TASK DETAILS: Return all of the following entries as written, but without the images.

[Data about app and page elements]

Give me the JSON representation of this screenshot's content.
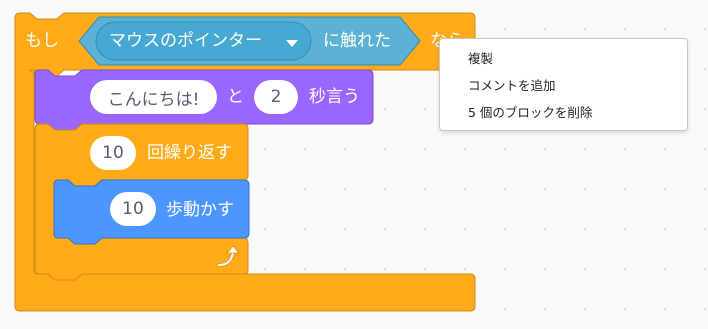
{
  "if_block": {
    "if_label": "もし",
    "then_label": "なら",
    "touching_block": {
      "dropdown_value": "マウスのポインター",
      "label": "に触れた"
    }
  },
  "say_block": {
    "message": "こんにちは!",
    "and_label": "と",
    "seconds": "2",
    "suffix_label": "秒言う"
  },
  "repeat_block": {
    "count": "10",
    "label": "回繰り返す"
  },
  "move_block": {
    "steps": "10",
    "label": "歩動かす"
  },
  "context_menu": {
    "items": [
      {
        "label": "複製"
      },
      {
        "label": "コメントを追加"
      },
      {
        "label": "5 個のブロックを削除"
      }
    ]
  },
  "colors": {
    "control": "#ffab19",
    "control_dark": "#cf8b17",
    "sensing": "#5cb1d6",
    "sensing_dark": "#2e8eb8",
    "looks": "#9966ff",
    "looks_dark": "#774dcb",
    "motion": "#4c97ff",
    "motion_dark": "#3373cc"
  },
  "icons": {
    "loop_arrow": "loop-arrow-icon",
    "dropdown_caret": "dropdown-caret-icon"
  }
}
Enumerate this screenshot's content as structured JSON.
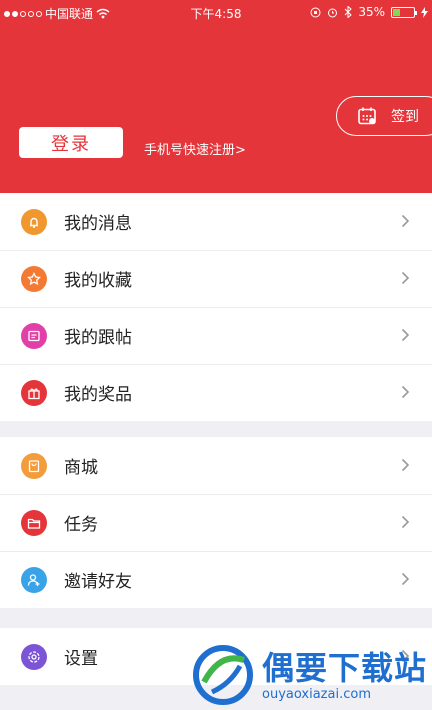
{
  "status_bar": {
    "carrier": "中国联通",
    "time": "下午4:58",
    "battery": "35%",
    "battery_level": 0.35
  },
  "header": {
    "login_label": "登录",
    "register_link": "手机号快速注册>",
    "signin_label": "签到",
    "bg_color": "#e3353a"
  },
  "groups": [
    {
      "items": [
        {
          "label": "我的消息",
          "icon": "bell-icon",
          "color": "#f0982f"
        },
        {
          "label": "我的收藏",
          "icon": "star-icon",
          "color": "#f47a34"
        },
        {
          "label": "我的跟帖",
          "icon": "comment-icon",
          "color": "#e040a8"
        },
        {
          "label": "我的奖品",
          "icon": "gift-icon",
          "color": "#e3353a"
        }
      ]
    },
    {
      "items": [
        {
          "label": "商城",
          "icon": "shop-icon",
          "color": "#f29c3c"
        },
        {
          "label": "任务",
          "icon": "folder-icon",
          "color": "#e3353a"
        },
        {
          "label": "邀请好友",
          "icon": "add-user-icon",
          "color": "#3aa3e8"
        }
      ]
    },
    {
      "items": [
        {
          "label": "设置",
          "icon": "settings-icon",
          "color": "#7b55d6"
        }
      ]
    }
  ],
  "watermark": {
    "title": "偶要下载站",
    "subtitle": "ouyaoxiazai.com"
  }
}
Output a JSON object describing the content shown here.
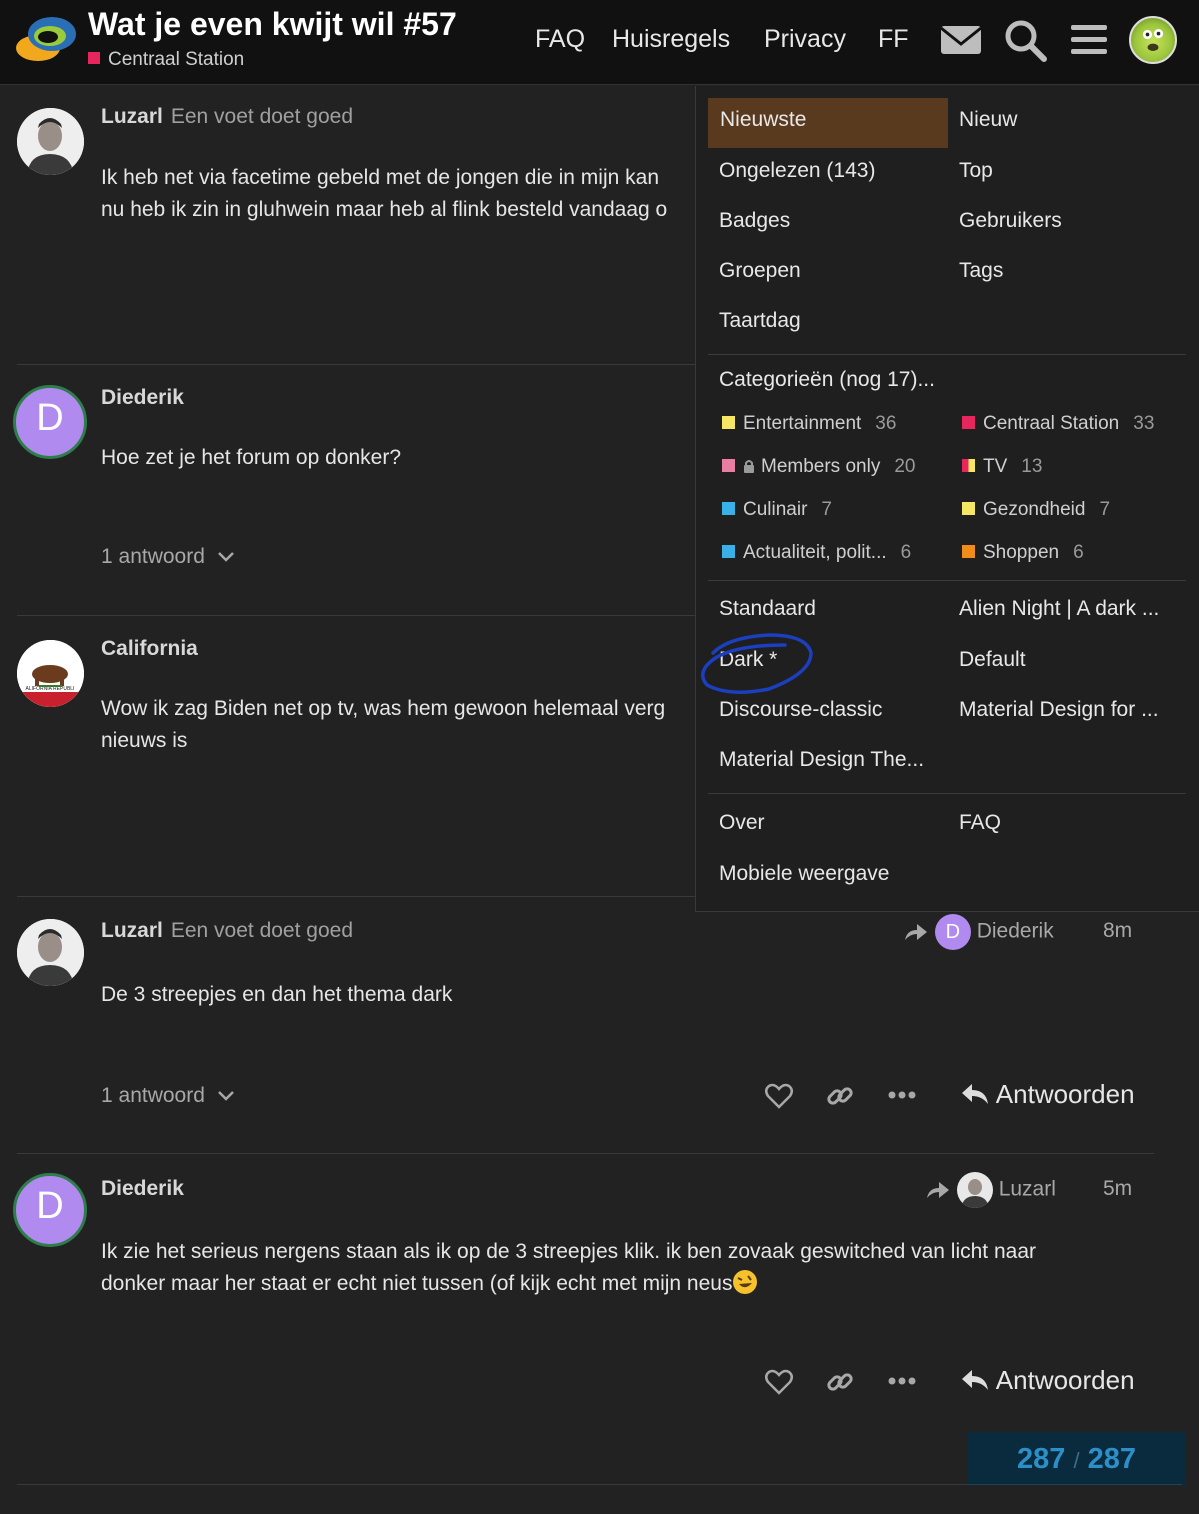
{
  "header": {
    "title": "Wat je even kwijt wil #57",
    "category": "Centraal Station",
    "category_color": "#e8265e",
    "nav": [
      "FAQ",
      "Huisregels",
      "Privacy",
      "FF"
    ],
    "icons": [
      "envelope-icon",
      "search-icon",
      "hamburger-icon",
      "user-avatar"
    ]
  },
  "posts": [
    {
      "username": "Luzarl",
      "user_title": "Een voet doet goed",
      "lines": [
        "Ik heb net via facetime gebeld met de jongen die in mijn kan",
        "nu heb ik zin in gluhwein maar heb al flink besteld vandaag o"
      ]
    },
    {
      "username": "Diederik",
      "avatar_letter": "D",
      "lines": [
        "Hoe zet je het forum op donker?"
      ],
      "replies": "1 antwoord"
    },
    {
      "username": "California",
      "lines": [
        "Wow ik zag Biden net op tv, was hem gewoon helemaal verg",
        "nieuws is"
      ]
    },
    {
      "username": "Luzarl",
      "user_title": "Een voet doet goed",
      "reply_to_letter": "D",
      "reply_to": "Diederik",
      "time": "8m",
      "lines": [
        "De 3 streepjes en dan het thema dark"
      ],
      "replies": "1 antwoord",
      "reply_label": "Antwoorden"
    },
    {
      "username": "Diederik",
      "avatar_letter": "D",
      "reply_to": "Luzarl",
      "time": "5m",
      "lines": [
        "Ik zie het serieus nergens staan als ik op de 3 streepjes klik. ik ben zovaak geswitched van licht naar",
        "donker maar her staat er echt niet tussen (of kijk echt met mijn neus"
      ],
      "reply_label": "Antwoorden"
    }
  ],
  "menu": {
    "items": [
      "Nieuwste",
      "Nieuw",
      "Ongelezen (143)",
      "Top",
      "Badges",
      "Gebruikers",
      "Groepen",
      "Tags",
      "Taartdag"
    ],
    "categories_header": "Categorieën (nog 17)...",
    "categories": [
      {
        "name": "Entertainment",
        "count": "36",
        "color": "#f5e663"
      },
      {
        "name": "Centraal Station",
        "count": "33",
        "color": "#e8265e"
      },
      {
        "name": "Members only",
        "count": "20",
        "color": "#e87ea1"
      },
      {
        "name": "TV",
        "count": "13",
        "color": "#e6c32f"
      },
      {
        "name": "Culinair",
        "count": "7",
        "color": "#3ab0e8"
      },
      {
        "name": "Gezondheid",
        "count": "7",
        "color": "#f5e663"
      },
      {
        "name": "Actualiteit, polit...",
        "count": "6",
        "color": "#3ab0e8"
      },
      {
        "name": "Shoppen",
        "count": "6",
        "color": "#f08c1a"
      }
    ],
    "themes": [
      "Standaard",
      "Alien Night | A dark ...",
      "Dark *",
      "Default",
      "Discourse-classic",
      "Material Design for ...",
      "Material Design The..."
    ],
    "footer": [
      "Over",
      "FAQ",
      "Mobiele weergave"
    ]
  },
  "progress": {
    "current": "287",
    "total": "287"
  }
}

SOLVED EXERCISE:
Give me the JSON representation of this screenshot's content.
{
  "if_block": {
    "if_label": "もし",
    "then_label": "なら",
    "touching_block": {
      "dropdown_value": "マウスのポインター",
      "label": "に触れた"
    }
  },
  "say_block": {
    "message": "こんにちは!",
    "and_label": "と",
    "seconds": "2",
    "suffix_label": "秒言う"
  },
  "repeat_block": {
    "count": "10",
    "label": "回繰り返す"
  },
  "move_block": {
    "steps": "10",
    "label": "歩動かす"
  },
  "context_menu": {
    "items": [
      {
        "label": "複製"
      },
      {
        "label": "コメントを追加"
      },
      {
        "label": "5 個のブロックを削除"
      }
    ]
  },
  "colors": {
    "control": "#ffab19",
    "control_dark": "#cf8b17",
    "sensing": "#5cb1d6",
    "sensing_dark": "#2e8eb8",
    "looks": "#9966ff",
    "looks_dark": "#774dcb",
    "motion": "#4c97ff",
    "motion_dark": "#3373cc"
  },
  "icons": {
    "loop_arrow": "loop-arrow-icon",
    "dropdown_caret": "dropdown-caret-icon"
  }
}
Enumerate this screenshot's content as structured JSON.
{
  "status_bar": {
    "carrier": "中国联通",
    "time": "下午4:58",
    "battery": "35%",
    "battery_level": 0.35
  },
  "header": {
    "login_label": "登录",
    "register_link": "手机号快速注册>",
    "signin_label": "签到",
    "bg_color": "#e3353a"
  },
  "groups": [
    {
      "items": [
        {
          "label": "我的消息",
          "icon": "bell-icon",
          "color": "#f0982f"
        },
        {
          "label": "我的收藏",
          "icon": "star-icon",
          "color": "#f47a34"
        },
        {
          "label": "我的跟帖",
          "icon": "comment-icon",
          "color": "#e040a8"
        },
        {
          "label": "我的奖品",
          "icon": "gift-icon",
          "color": "#e3353a"
        }
      ]
    },
    {
      "items": [
        {
          "label": "商城",
          "icon": "shop-icon",
          "color": "#f29c3c"
        },
        {
          "label": "任务",
          "icon": "folder-icon",
          "color": "#e3353a"
        },
        {
          "label": "邀请好友",
          "icon": "add-user-icon",
          "color": "#3aa3e8"
        }
      ]
    },
    {
      "items": [
        {
          "label": "设置",
          "icon": "settings-icon",
          "color": "#7b55d6"
        }
      ]
    }
  ],
  "watermark": {
    "title": "偶要下载站",
    "subtitle": "ouyaoxiazai.com"
  }
}
Output a JSON object describing the content shown here.
{
  "header": {
    "title": "Wat je even kwijt wil #57",
    "category": "Centraal Station",
    "category_color": "#e8265e",
    "nav": [
      "FAQ",
      "Huisregels",
      "Privacy",
      "FF"
    ],
    "icons": [
      "envelope-icon",
      "search-icon",
      "hamburger-icon",
      "user-avatar"
    ]
  },
  "posts": [
    {
      "username": "Luzarl",
      "user_title": "Een voet doet goed",
      "lines": [
        "Ik heb net via facetime gebeld met de jongen die in mijn kan",
        "nu heb ik zin in gluhwein maar heb al flink besteld vandaag o"
      ]
    },
    {
      "username": "Diederik",
      "avatar_letter": "D",
      "lines": [
        "Hoe zet je het forum op donker?"
      ],
      "replies": "1 antwoord"
    },
    {
      "username": "California",
      "lines": [
        "Wow ik zag Biden net op tv, was hem gewoon helemaal verg",
        "nieuws is"
      ]
    },
    {
      "username": "Luzarl",
      "user_title": "Een voet doet goed",
      "reply_to_letter": "D",
      "reply_to": "Diederik",
      "time": "8m",
      "lines": [
        "De 3 streepjes en dan het thema dark"
      ],
      "replies": "1 antwoord",
      "reply_label": "Antwoorden"
    },
    {
      "username": "Diederik",
      "avatar_letter": "D",
      "reply_to": "Luzarl",
      "time": "5m",
      "lines": [
        "Ik zie het serieus nergens staan als ik op de 3 streepjes klik. ik ben zovaak geswitched van licht naar",
        "donker maar her staat er echt niet tussen (of kijk echt met mijn neus"
      ],
      "reply_label": "Antwoorden"
    }
  ],
  "menu": {
    "items": [
      "Nieuwste",
      "Nieuw",
      "Ongelezen (143)",
      "Top",
      "Badges",
      "Gebruikers",
      "Groepen",
      "Tags",
      "Taartdag"
    ],
    "categories_header": "Categorieën (nog 17)...",
    "categories": [
      {
        "name": "Entertainment",
        "count": "36",
        "color": "#f5e663"
      },
      {
        "name": "Centraal Station",
        "count": "33",
        "color": "#e8265e"
      },
      {
        "name": "Members only",
        "count": "20",
        "color": "#e87ea1"
      },
      {
        "name": "TV",
        "count": "13",
        "color": "#e6c32f"
      },
      {
        "name": "Culinair",
        "count": "7",
        "color": "#3ab0e8"
      },
      {
        "name": "Gezondheid",
        "count": "7",
        "color": "#f5e663"
      },
      {
        "name": "Actualiteit, polit...",
        "count": "6",
        "color": "#3ab0e8"
      },
      {
        "name": "Shoppen",
        "count": "6",
        "color": "#f08c1a"
      }
    ],
    "themes": [
      "Standaard",
      "Alien Night | A dark ...",
      "Dark *",
      "Default",
      "Discourse-classic",
      "Material Design for ...",
      "Material Design The..."
    ],
    "footer": [
      "Over",
      "FAQ",
      "Mobiele weergave"
    ]
  },
  "progress": {
    "current": "287",
    "total": "287"
  }
}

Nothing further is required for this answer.